I believe ultimately that all who end up in heaven will be there because God wants them there, and they want to be there with Him as much as He wants them to be there;

I believe that there will be many who will be separated from God in the end; and this is a tough subject for many, frought with misunderstandings. This will have to be dealt with, elsewhere, at length.

This is also the basis from which I approach content on my site.

There are limits to any world view.

We are finite beings.

We live in a world that can be "mathematically proven" to be made up of more than 3 dimensions (the 4th dimension, typically being thought of as time).

God has made us in a way that we are not capable of understanding all of who he is and what he does.

God, in his infinite ability, is able to move "outside" time, and so He is able to see, do and understand beyond what we, as humans, can do.

The scriptures talk about the pride of man, and how God often hides things from us because of our pride, among other things. But for whatever reason, it's just the way it it.

Our human nature is "fallen," and as such, we sometimes have a hard time recognizing our limitations and flaws.

Just like a drunk loses his or her rational ability to discern a lack of ability to drive, humans all too often are hamstrung by sin. As a result, they aren't capable of recognizing those flaws we have.

We have innate biases (and usually, prejudices) that filter our thinking.

Most of us are much more capable of picking up on the oddities of other cultures. Sometimes it takes someone from another country and another culture to see us in the context of our own culture to be able to show us the peculiarities we have.

It's just part of the human condition.

More to follow.

About the Author

Follow me

The Cognitive Man is an evangelical, North American Christian who has an interest in remaining anonymous, at least for a little while. He is a published author and a frequent guest blogger at several other major web sites. But he wishes to lurk here in the shadows for a while, at least. He MIGHT come out of hiding eventually. Time will tell.

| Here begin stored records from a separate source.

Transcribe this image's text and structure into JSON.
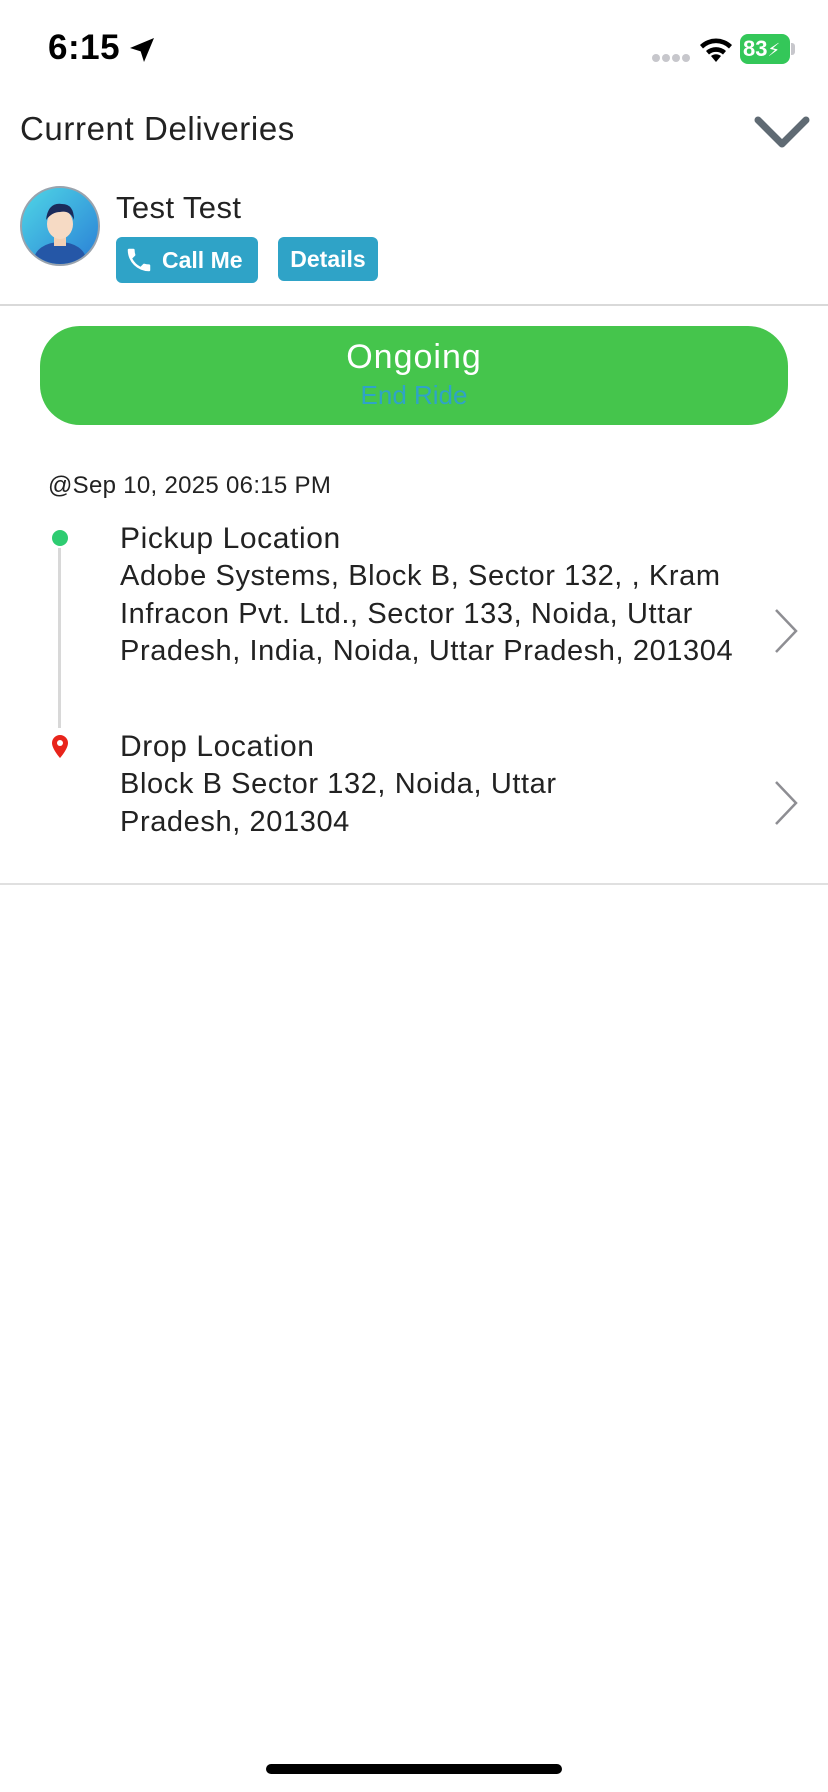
{
  "status_bar": {
    "time": "6:15",
    "battery": "83"
  },
  "header": {
    "title": "Current Deliveries"
  },
  "driver": {
    "name": "Test Test",
    "call_label": "Call Me",
    "details_label": "Details"
  },
  "ride": {
    "status_label": "Ongoing",
    "end_label": "End Ride",
    "timestamp": "@Sep 10, 2025 06:15 PM",
    "pickup": {
      "title": "Pickup Location",
      "address": "Adobe Systems, Block B, Sector 132, , Kram Infracon Pvt. Ltd., Sector 133, Noida, Uttar Pradesh, India, Noida, Uttar Pradesh, 201304"
    },
    "drop": {
      "title": "Drop Location",
      "address": "Block B Sector 132, Noida, Uttar Pradesh, 201304"
    }
  },
  "colors": {
    "accent": "#2fa3c7",
    "ongoing": "#45c54c",
    "pickup_dot": "#2ecc71",
    "drop_pin": "#e8241b"
  }
}
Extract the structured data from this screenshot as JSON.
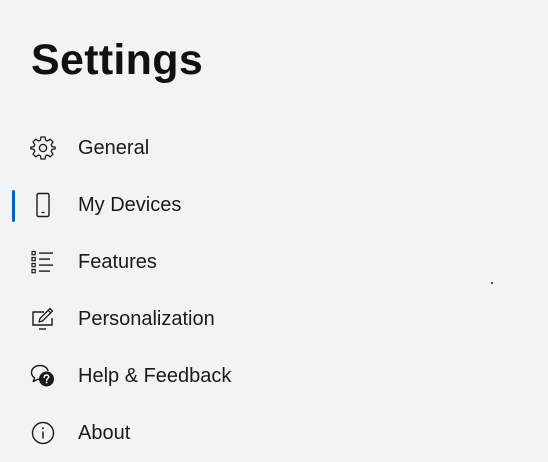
{
  "page": {
    "title": "Settings"
  },
  "nav": {
    "items": [
      {
        "label": "General",
        "icon": "gear-icon",
        "selected": false
      },
      {
        "label": "My Devices",
        "icon": "phone-icon",
        "selected": true
      },
      {
        "label": "Features",
        "icon": "list-icon",
        "selected": false
      },
      {
        "label": "Personalization",
        "icon": "pen-monitor-icon",
        "selected": false
      },
      {
        "label": "Help & Feedback",
        "icon": "help-chat-icon",
        "selected": false
      },
      {
        "label": "About",
        "icon": "info-icon",
        "selected": false
      }
    ],
    "accent_color": "#0067c0"
  }
}
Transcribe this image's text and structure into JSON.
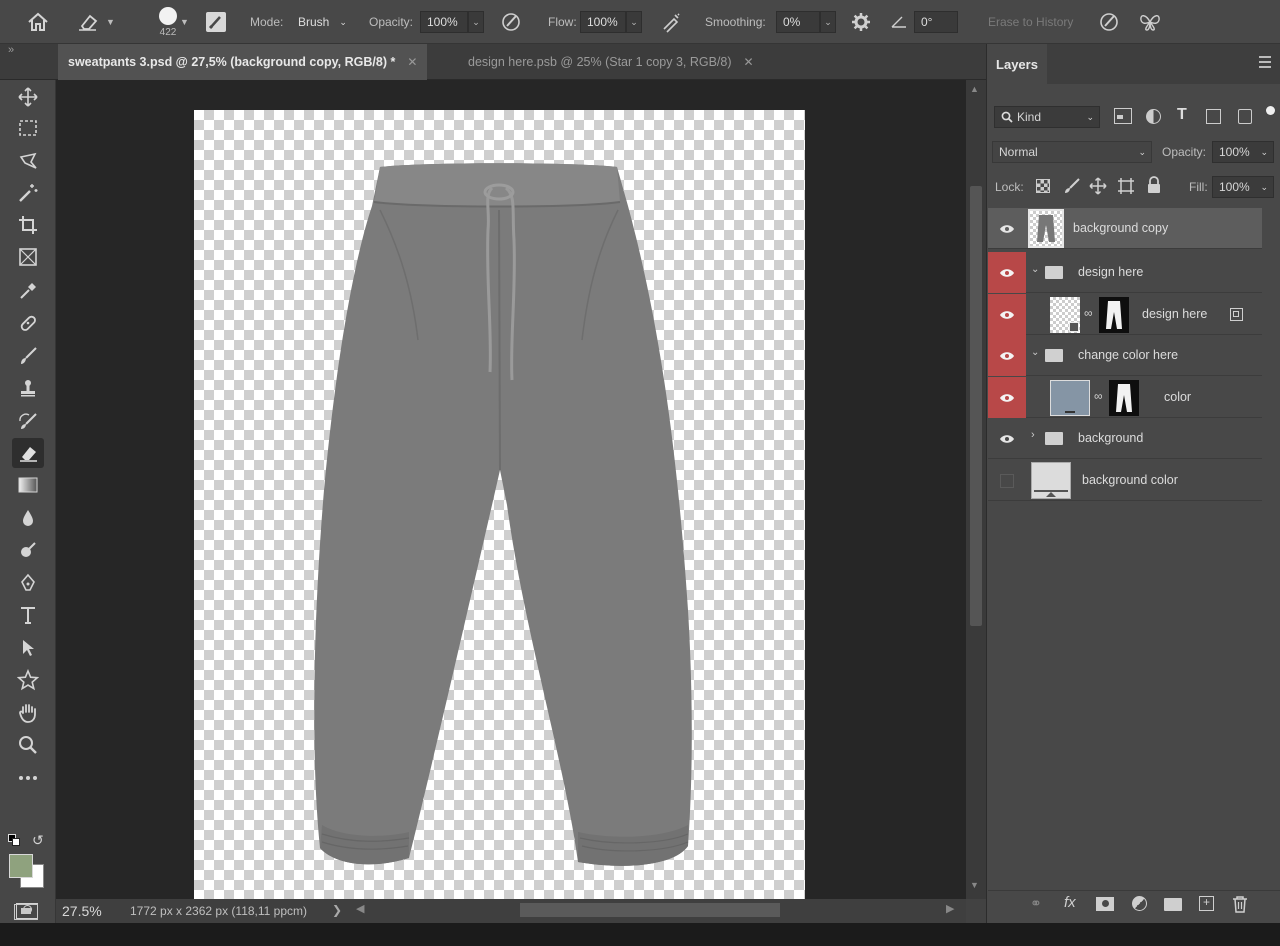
{
  "options_bar": {
    "brush_size": "422",
    "mode_label": "Mode:",
    "mode_value": "Brush",
    "opacity_label": "Opacity:",
    "opacity_value": "100%",
    "flow_label": "Flow:",
    "flow_value": "100%",
    "smoothing_label": "Smoothing:",
    "smoothing_value": "0%",
    "angle_value": "0°",
    "erase_to_history": "Erase to History"
  },
  "tabs": [
    {
      "label": "sweatpants 3.psd @ 27,5% (background copy, RGB/8) *",
      "active": true
    },
    {
      "label": "design here.psb @ 25% (Star 1 copy 3, RGB/8)",
      "active": false
    }
  ],
  "collapse_glyph": "»",
  "status": {
    "zoom": "27.5%",
    "doc_info": "1772 px x 2362 px (118,11 ppcm)"
  },
  "layers_panel": {
    "title": "Layers",
    "filter_kind": "Kind",
    "blend_mode": "Normal",
    "opacity_label": "Opacity:",
    "opacity_value": "100%",
    "lock_label": "Lock:",
    "fill_label": "Fill:",
    "fill_value": "100%",
    "layers": [
      {
        "name": "background copy",
        "visible": true,
        "highlighted": false,
        "selected": true,
        "type": "pixel"
      },
      {
        "name": "design here",
        "visible": true,
        "highlighted": true,
        "selected": false,
        "type": "group-open"
      },
      {
        "name": "design here",
        "visible": true,
        "highlighted": true,
        "selected": false,
        "type": "smart-with-mask"
      },
      {
        "name": "change color here",
        "visible": true,
        "highlighted": true,
        "selected": false,
        "type": "group-open"
      },
      {
        "name": "color",
        "visible": true,
        "highlighted": true,
        "selected": false,
        "type": "fill-with-mask"
      },
      {
        "name": "background",
        "visible": true,
        "highlighted": false,
        "selected": false,
        "type": "group-closed"
      },
      {
        "name": "background color",
        "visible": false,
        "highlighted": false,
        "selected": false,
        "type": "fill"
      }
    ]
  },
  "colors": {
    "foreground": "#8fa27e",
    "background": "#ffffff",
    "highlight_red": "#b84848",
    "garment_gray": "#7b7b7b"
  }
}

{"email":"Email address invalid","url":"Website address invalid","required":"Required field missing"}
>